(Page and application data records)
####
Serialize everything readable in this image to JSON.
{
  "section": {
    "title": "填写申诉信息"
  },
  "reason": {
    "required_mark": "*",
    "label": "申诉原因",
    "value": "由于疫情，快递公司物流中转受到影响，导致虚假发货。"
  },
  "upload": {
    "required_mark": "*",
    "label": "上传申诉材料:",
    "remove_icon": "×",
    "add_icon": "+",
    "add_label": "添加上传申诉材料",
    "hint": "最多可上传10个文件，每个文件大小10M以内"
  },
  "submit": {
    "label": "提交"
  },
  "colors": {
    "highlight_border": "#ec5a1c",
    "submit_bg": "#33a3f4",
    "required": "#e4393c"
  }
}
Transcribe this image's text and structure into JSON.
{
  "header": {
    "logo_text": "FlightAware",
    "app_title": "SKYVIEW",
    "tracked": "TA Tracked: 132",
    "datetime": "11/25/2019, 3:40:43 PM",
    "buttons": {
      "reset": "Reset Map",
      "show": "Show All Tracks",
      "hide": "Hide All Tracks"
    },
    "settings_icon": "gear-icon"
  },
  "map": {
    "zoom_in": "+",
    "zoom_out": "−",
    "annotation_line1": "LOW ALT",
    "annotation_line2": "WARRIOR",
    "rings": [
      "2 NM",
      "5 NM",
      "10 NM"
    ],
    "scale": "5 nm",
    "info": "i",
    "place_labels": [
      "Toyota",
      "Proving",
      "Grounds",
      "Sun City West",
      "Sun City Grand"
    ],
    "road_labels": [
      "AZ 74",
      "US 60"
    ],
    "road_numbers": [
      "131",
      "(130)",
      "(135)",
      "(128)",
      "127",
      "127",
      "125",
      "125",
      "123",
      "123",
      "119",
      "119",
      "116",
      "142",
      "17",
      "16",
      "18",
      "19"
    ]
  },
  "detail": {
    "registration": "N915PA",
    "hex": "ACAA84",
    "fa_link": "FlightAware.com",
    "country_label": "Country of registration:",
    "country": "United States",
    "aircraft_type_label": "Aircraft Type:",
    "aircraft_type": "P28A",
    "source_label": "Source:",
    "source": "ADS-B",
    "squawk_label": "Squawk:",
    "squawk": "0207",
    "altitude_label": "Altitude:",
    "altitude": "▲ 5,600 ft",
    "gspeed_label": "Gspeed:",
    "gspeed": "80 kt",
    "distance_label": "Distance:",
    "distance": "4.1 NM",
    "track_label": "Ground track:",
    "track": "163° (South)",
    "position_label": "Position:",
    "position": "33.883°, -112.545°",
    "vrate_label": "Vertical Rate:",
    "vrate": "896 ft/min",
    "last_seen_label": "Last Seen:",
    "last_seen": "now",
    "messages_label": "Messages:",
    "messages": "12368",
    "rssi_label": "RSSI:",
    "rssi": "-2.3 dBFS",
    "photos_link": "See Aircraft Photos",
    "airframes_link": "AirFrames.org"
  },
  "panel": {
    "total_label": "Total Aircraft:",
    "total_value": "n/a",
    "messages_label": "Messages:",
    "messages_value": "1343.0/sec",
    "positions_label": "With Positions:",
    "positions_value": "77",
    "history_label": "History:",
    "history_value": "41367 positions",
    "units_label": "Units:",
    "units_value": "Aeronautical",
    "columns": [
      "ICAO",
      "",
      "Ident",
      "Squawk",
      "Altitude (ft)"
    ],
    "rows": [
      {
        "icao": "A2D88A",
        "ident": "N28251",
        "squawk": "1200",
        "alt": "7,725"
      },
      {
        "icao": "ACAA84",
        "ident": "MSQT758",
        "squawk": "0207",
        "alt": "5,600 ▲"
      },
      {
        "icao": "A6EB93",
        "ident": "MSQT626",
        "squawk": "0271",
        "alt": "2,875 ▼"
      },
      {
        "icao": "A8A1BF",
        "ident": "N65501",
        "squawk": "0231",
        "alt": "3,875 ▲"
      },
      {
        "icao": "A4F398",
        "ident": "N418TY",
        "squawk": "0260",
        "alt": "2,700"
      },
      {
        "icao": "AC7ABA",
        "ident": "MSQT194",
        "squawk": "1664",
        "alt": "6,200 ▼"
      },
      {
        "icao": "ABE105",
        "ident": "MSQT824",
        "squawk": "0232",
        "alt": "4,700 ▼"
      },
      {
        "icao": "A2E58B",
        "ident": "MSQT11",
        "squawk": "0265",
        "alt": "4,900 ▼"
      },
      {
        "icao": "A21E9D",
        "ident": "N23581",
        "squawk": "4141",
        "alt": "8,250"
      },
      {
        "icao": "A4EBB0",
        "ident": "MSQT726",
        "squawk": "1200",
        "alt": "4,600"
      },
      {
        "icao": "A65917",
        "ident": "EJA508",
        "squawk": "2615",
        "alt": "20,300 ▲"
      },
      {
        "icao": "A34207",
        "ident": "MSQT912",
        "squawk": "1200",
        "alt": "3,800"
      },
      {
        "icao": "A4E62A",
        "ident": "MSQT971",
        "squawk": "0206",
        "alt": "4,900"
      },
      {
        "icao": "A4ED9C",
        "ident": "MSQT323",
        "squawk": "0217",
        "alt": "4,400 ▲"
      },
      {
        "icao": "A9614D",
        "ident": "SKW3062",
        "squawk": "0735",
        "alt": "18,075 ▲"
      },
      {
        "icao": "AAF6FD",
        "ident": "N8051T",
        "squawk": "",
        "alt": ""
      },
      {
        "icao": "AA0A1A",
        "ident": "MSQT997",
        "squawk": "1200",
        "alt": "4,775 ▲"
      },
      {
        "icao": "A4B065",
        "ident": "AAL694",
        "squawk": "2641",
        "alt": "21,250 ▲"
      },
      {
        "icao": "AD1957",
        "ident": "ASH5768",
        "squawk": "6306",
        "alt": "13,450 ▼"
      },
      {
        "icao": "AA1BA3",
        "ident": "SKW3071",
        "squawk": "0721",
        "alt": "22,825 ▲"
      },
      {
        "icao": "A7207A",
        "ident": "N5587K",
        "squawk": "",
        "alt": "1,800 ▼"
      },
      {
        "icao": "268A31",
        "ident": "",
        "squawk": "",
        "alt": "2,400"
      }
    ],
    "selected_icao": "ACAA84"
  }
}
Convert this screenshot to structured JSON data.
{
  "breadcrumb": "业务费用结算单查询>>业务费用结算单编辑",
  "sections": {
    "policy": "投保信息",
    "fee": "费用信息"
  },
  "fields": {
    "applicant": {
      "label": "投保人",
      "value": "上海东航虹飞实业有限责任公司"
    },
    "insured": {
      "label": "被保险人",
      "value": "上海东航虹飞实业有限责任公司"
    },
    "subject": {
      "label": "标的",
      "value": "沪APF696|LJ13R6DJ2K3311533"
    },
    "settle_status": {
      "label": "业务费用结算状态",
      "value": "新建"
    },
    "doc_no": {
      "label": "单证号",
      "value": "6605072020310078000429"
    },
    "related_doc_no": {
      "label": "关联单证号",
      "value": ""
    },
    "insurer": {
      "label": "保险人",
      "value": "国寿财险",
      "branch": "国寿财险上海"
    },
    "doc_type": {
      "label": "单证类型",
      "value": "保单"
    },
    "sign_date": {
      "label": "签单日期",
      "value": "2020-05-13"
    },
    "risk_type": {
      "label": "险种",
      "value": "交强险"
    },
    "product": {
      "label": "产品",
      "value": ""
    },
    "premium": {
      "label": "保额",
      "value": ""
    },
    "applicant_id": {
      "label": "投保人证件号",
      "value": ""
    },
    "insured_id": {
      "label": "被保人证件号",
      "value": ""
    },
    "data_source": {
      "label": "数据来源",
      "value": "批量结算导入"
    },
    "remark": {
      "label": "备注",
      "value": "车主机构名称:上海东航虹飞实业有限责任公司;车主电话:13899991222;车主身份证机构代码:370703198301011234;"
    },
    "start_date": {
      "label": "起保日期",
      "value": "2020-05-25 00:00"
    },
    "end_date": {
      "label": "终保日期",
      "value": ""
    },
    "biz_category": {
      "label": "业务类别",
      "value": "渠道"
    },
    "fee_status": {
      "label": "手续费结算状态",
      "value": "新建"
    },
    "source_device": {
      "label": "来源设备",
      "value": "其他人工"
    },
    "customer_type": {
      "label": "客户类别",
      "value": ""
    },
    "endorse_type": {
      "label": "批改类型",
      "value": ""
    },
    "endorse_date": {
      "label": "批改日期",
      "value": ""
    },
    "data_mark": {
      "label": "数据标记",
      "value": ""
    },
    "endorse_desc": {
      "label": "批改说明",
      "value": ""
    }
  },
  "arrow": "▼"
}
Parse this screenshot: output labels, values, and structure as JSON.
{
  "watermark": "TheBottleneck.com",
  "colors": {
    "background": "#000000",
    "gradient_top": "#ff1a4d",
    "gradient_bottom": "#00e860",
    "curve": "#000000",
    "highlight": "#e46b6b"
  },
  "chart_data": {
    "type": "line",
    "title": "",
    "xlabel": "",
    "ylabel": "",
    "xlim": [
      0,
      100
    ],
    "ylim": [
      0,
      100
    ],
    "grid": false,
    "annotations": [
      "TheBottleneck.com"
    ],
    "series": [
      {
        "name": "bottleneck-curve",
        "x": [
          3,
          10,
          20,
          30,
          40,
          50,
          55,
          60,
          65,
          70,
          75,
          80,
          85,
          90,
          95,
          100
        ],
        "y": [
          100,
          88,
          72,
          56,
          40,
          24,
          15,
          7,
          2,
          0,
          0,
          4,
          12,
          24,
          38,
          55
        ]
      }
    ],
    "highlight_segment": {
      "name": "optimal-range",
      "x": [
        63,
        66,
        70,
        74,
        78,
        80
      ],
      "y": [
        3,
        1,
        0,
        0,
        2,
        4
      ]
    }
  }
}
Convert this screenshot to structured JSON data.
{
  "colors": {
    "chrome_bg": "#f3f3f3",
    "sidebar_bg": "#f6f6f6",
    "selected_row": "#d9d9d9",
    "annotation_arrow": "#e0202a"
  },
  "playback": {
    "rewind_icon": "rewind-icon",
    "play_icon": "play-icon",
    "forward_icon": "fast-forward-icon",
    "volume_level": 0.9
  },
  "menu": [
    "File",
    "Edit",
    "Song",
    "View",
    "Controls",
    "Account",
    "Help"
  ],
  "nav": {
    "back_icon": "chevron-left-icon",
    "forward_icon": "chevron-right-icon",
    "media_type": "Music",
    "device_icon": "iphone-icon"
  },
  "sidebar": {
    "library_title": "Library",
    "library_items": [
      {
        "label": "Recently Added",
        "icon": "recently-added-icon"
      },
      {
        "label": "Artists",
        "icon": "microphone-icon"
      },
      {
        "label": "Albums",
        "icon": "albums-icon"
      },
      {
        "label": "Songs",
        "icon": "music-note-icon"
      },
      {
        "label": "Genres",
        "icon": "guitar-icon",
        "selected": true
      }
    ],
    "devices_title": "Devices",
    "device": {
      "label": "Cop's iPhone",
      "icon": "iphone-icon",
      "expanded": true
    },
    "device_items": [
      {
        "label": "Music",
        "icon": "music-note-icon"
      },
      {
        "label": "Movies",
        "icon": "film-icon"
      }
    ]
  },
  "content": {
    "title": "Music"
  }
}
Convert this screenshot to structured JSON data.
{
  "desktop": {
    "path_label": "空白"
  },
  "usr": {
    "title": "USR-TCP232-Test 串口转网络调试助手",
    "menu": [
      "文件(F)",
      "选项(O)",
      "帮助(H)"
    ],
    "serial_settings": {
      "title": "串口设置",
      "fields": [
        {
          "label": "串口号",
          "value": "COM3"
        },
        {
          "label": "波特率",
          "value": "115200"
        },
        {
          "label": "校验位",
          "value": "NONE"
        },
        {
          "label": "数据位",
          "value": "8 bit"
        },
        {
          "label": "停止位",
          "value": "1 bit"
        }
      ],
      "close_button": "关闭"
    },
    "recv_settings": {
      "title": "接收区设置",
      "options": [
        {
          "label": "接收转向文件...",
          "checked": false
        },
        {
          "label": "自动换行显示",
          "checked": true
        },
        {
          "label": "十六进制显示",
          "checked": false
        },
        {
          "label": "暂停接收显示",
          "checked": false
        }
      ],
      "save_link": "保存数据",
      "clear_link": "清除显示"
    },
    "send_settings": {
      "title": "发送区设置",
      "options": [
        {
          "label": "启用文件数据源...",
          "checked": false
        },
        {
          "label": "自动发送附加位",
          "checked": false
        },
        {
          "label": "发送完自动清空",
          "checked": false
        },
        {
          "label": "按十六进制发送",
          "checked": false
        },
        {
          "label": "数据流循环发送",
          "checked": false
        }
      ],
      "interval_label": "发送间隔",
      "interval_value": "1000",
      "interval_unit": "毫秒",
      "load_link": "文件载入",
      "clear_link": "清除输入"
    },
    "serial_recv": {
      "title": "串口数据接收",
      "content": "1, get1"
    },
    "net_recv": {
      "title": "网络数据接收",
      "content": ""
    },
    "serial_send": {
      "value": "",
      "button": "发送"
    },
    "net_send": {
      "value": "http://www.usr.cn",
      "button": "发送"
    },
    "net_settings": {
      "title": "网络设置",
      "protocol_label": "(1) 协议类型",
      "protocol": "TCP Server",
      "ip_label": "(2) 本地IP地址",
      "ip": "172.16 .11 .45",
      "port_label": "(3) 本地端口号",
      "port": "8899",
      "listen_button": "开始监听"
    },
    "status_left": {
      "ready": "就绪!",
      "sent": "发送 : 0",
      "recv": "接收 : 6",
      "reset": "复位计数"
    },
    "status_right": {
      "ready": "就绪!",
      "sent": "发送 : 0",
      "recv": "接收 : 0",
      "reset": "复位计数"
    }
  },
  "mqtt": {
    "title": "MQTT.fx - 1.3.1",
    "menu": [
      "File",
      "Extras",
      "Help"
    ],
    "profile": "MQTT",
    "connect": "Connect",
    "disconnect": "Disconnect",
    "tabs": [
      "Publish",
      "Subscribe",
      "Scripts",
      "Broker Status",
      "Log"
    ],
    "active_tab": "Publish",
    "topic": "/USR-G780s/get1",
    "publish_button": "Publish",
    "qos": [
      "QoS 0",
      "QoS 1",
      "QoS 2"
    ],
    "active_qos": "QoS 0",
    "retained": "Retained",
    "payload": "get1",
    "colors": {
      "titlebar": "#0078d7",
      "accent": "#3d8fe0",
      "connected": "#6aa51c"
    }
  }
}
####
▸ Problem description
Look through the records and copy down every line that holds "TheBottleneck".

▸ Result of the exercise
  "watermark": "TheBottleneck.com",
      "TheBottleneck.com"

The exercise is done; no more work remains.